In the US, financial capital was able to make use of the specific advantages of the dollar. At one and the same time a national monetary unit and the world currency, the dollar attracted investors, while the excess dollars spread throughout the world, lowering the risk of inflation in America (and by virtue of this, making the dollar even more attractive). The European financial markets did not have such advantages. It is this, and not the imaginary backwardness of Europe in developing advanced technologies, which explains why the “new economy” has not managed such rapid development on the eastern shores of the Atlantic. Stock prices rose, but not at the same rate as in the US. For one thing, the European companies could not erect a financial pyramid, since they did not have the resources to maintain it, and for another, it was impossible to increase the credit indebtedness of companies and of the population on the same scale as in America. In principle, this could be considered a sign of healthier and more stable development. But from the point of view of the financial capital that is as dominant in Europe as in America, it is precisely this situation that is the main problem, the source of the weakness of the European economy. The desire to even things up, and to attract speculative capital to the European financial markets, explains the ambitious project, adopted by the ruling classes of the European Union in the late 1990s, of introducing a common currency.

Becoming a second or alternative world currency unit, the euro was recognised as equalising the chances of competitors by infecting the European economy with all the

illnesses suffered by the economy of the US. The population instinctively sensed the danger and put up resistance, but naturally, the politicians and the mainstream press put this down to “conservatism”, and to the emotional and cultural attachment of Europeans to their old national currencies. The euro project was as ambitious as it was adventurist, and most importantly,

it was very badly thought out. In the late 1990s, the European Union imposed on all

the countries common rules that were supposed to lower inflation to a uniform level of less than 3 per cent. In the best Soviet traditions, this took on the character of a one-off campaign in which the countries rushed to report on time the results they had achieved. The trouble was that a uniform level of inflation was impossible without equalising the other parameters of economic development, and this had not occurred.

Quite the reverse; in the absence of redistributive policies, market disproportions have

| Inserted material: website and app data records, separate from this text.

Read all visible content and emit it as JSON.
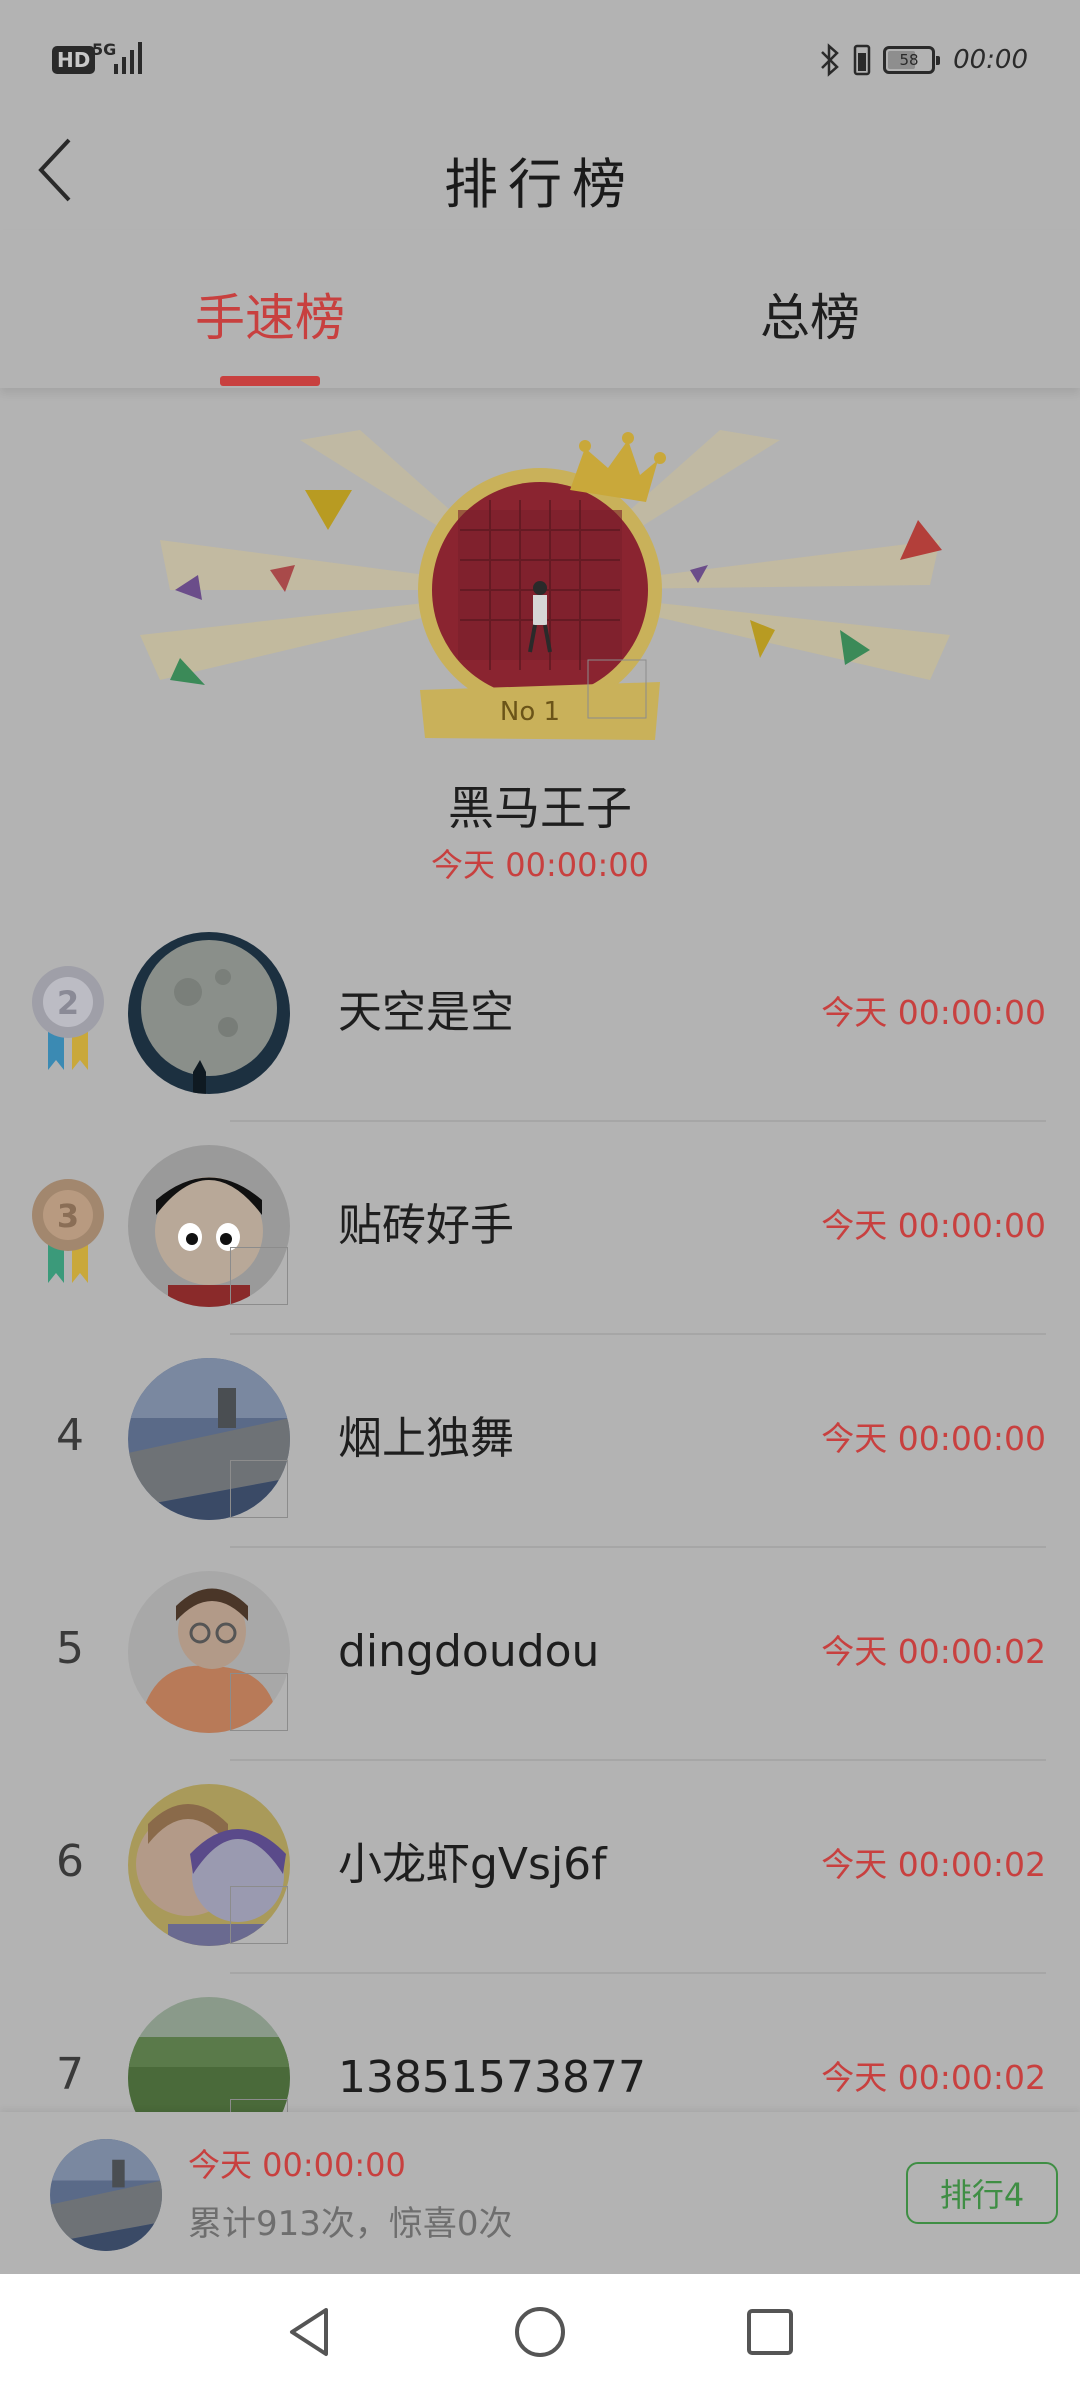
{
  "status_bar": {
    "hd": "HD",
    "network": "5G",
    "battery_level": "58",
    "time": "00:00"
  },
  "header": {
    "title": "排行榜"
  },
  "tabs": [
    {
      "label": "手速榜",
      "active": true
    },
    {
      "label": "总榜",
      "active": false
    }
  ],
  "champion": {
    "badge": "No 1",
    "name": "黑马王子",
    "time": "今天 00:00:00"
  },
  "rankings": [
    {
      "rank": "2",
      "name": "天空是空",
      "time": "今天 00:00:00"
    },
    {
      "rank": "3",
      "name": "贴砖好手",
      "time": "今天 00:00:00"
    },
    {
      "rank": "4",
      "name": "烟上独舞",
      "time": "今天 00:00:00"
    },
    {
      "rank": "5",
      "name": "dingdoudou",
      "time": "今天 00:00:02"
    },
    {
      "rank": "6",
      "name": "小龙虾gVsj6f",
      "time": "今天 00:00:02"
    },
    {
      "rank": "7",
      "name": "13851573877",
      "time": "今天 00:00:02"
    }
  ],
  "my_rank": {
    "time": "今天 00:00:00",
    "stats": "累计913次，惊喜0次",
    "rank_label": "排行4"
  },
  "colors": {
    "accent": "#c8403f",
    "badge_green": "#3f8e44",
    "background": "#b3b3b3"
  }
}
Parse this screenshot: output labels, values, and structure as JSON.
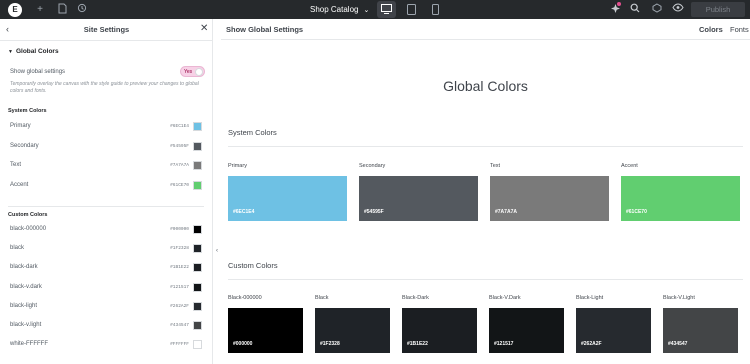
{
  "topbar": {
    "logo": "E",
    "page_title": "Shop Catalog",
    "publish_label": "Publish"
  },
  "panel": {
    "title": "Site Settings",
    "section_title": "Global Colors",
    "show_global_label": "Show global settings",
    "toggle_label": "Yes",
    "help_text": "Temporarily overlay the canvas with the style guide to preview your changes to global colors and fonts.",
    "system_title": "System Colors",
    "system_colors": [
      {
        "name": "Primary",
        "hex": "#6EC1E4",
        "color": "#6ec1e4"
      },
      {
        "name": "Secondary",
        "hex": "#54595F",
        "color": "#54595f"
      },
      {
        "name": "Text",
        "hex": "#7A7A7A",
        "color": "#7a7a7a"
      },
      {
        "name": "Accent",
        "hex": "#61CE70",
        "color": "#61ce70"
      }
    ],
    "custom_title": "Custom Colors",
    "custom_colors": [
      {
        "name": "black-000000",
        "hex": "#000000",
        "color": "#000000"
      },
      {
        "name": "black",
        "hex": "#1F2328",
        "color": "#1f2328"
      },
      {
        "name": "black-dark",
        "hex": "#1B1E22",
        "color": "#1b1e22"
      },
      {
        "name": "black-v.dark",
        "hex": "#121517",
        "color": "#121517"
      },
      {
        "name": "black-light",
        "hex": "#262A2F",
        "color": "#262a2f"
      },
      {
        "name": "black-v.light",
        "hex": "#434547",
        "color": "#434547"
      },
      {
        "name": "white-FFFFFF",
        "hex": "#FFFFFF",
        "color": "#ffffff"
      }
    ]
  },
  "canvas": {
    "header_title": "Show Global Settings",
    "tabs": [
      "Colors",
      "Fonts"
    ],
    "big_title": "Global Colors",
    "system_title": "System Colors",
    "system_cards": [
      {
        "label": "Primary",
        "code": "#6EC1E4",
        "color": "#6ec1e4"
      },
      {
        "label": "Secondary",
        "code": "#54595F",
        "color": "#54595f"
      },
      {
        "label": "Text",
        "code": "#7A7A7A",
        "color": "#7a7a7a"
      },
      {
        "label": "Accent",
        "code": "#61CE70",
        "color": "#61ce70"
      }
    ],
    "custom_title": "Custom Colors",
    "custom_cards": [
      {
        "label": "Black-000000",
        "code": "#000000",
        "color": "#000000"
      },
      {
        "label": "Black",
        "code": "#1F2328",
        "color": "#1f2328"
      },
      {
        "label": "Black-Dark",
        "code": "#1B1E22",
        "color": "#1b1e22"
      },
      {
        "label": "Black-V.Dark",
        "code": "#121517",
        "color": "#121517"
      },
      {
        "label": "Black-Light",
        "code": "#262A2F",
        "color": "#262a2f"
      },
      {
        "label": "Black-V.Light",
        "code": "#434547",
        "color": "#434547"
      }
    ]
  }
}
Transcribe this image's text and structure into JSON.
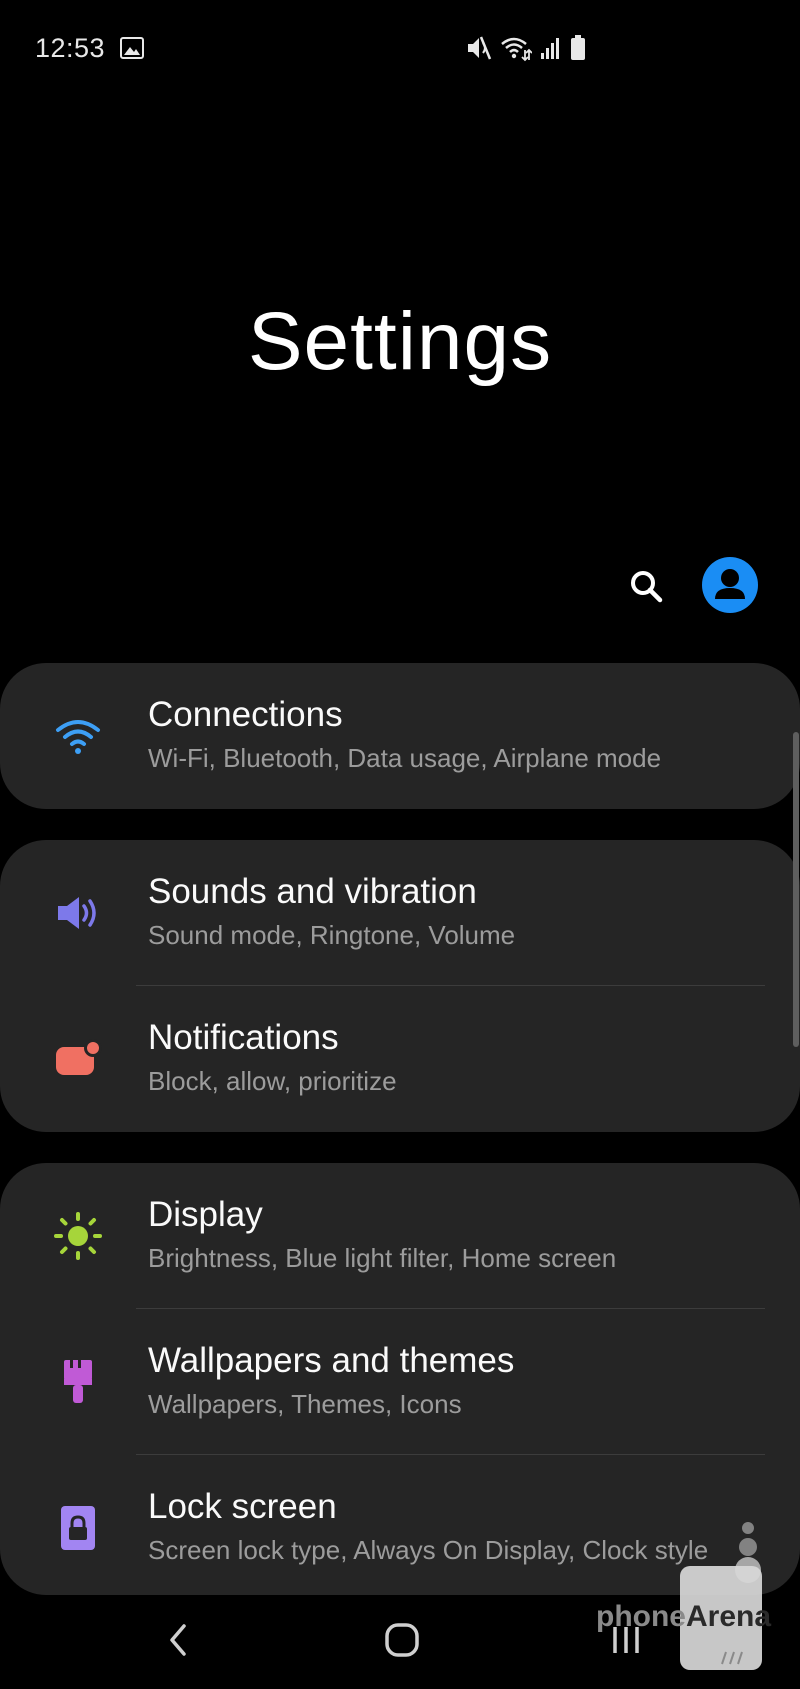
{
  "status_bar": {
    "time": "12:53",
    "icons": [
      "gallery-icon",
      "mute-icon",
      "wifi-icon",
      "signal-icon",
      "battery-icon"
    ]
  },
  "page": {
    "title": "Settings"
  },
  "header": {
    "search_icon": "search-icon",
    "profile_icon": "account-icon"
  },
  "colors": {
    "card_bg": "#252525",
    "connections_icon": "#3d9ff5",
    "sounds_icon": "#7d79ea",
    "notifications_icon": "#f07062",
    "display_icon": "#a6d53a",
    "wallpapers_icon": "#c05ad6",
    "lock_icon": "#a285f2",
    "profile": "#1a8df4"
  },
  "groups": [
    {
      "items": [
        {
          "title": "Connections",
          "subtitle": "Wi-Fi, Bluetooth, Data usage, Airplane mode",
          "icon": "wifi-icon"
        }
      ]
    },
    {
      "items": [
        {
          "title": "Sounds and vibration",
          "subtitle": "Sound mode, Ringtone, Volume",
          "icon": "speaker-icon"
        },
        {
          "title": "Notifications",
          "subtitle": "Block, allow, prioritize",
          "icon": "notification-badge-icon"
        }
      ]
    },
    {
      "items": [
        {
          "title": "Display",
          "subtitle": "Brightness, Blue light filter, Home screen",
          "icon": "brightness-icon"
        },
        {
          "title": "Wallpapers and themes",
          "subtitle": "Wallpapers, Themes, Icons",
          "icon": "paint-brush-icon"
        },
        {
          "title": "Lock screen",
          "subtitle": "Screen lock type, Always On Display, Clock style",
          "icon": "lock-icon"
        }
      ]
    }
  ],
  "nav_bar": {
    "back_icon": "back-icon",
    "home_icon": "home-icon",
    "recents_icon": "recents-icon"
  },
  "watermark": {
    "part1": "phone",
    "part2": "Arena"
  }
}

a tendency to grow. Although the European Union implemented some redistributive

measures, in line with its general neoliberal ideology it put its stake on the anarchy of the market. This undermined the chances of the euro having a stable long-term future. The new currency turned out to be not so much a symbol of European integration as a source of problems. It either fell, devaluing the savings transferred to it, or else began rising just as unrestrainedly, undermining the business of exporters.What occurred in the unified financial space was not convergence but divergence, since each state had its own conception of what should be done with the common currency. With the help of administrative and political pressure, inflation was momentarily lowered everywhere. Then it began growing with even greater strength in those countries which had artificially lowered it for the sake of entering the euro zone. Only now, inflation was no longer a problem of one or another particular country, but a destabilizing factor for the whole European project. The country that finished up in the most paradoxical position was Germany, since it was the German elites that had made considerable efforts to impose generally binding laws on all Europeans. By 2002 it had become clear that these laws were far from ideal for Germany itself. If the Greeks and Portuguese had managed by hook or by crook to keep inflation to the levels planned in advance, the German inflation rate was clearly out of control.

The liberal ideologues who had dreamt up the project of the euro were convinced that inflation arose exclusively from government spending, and that there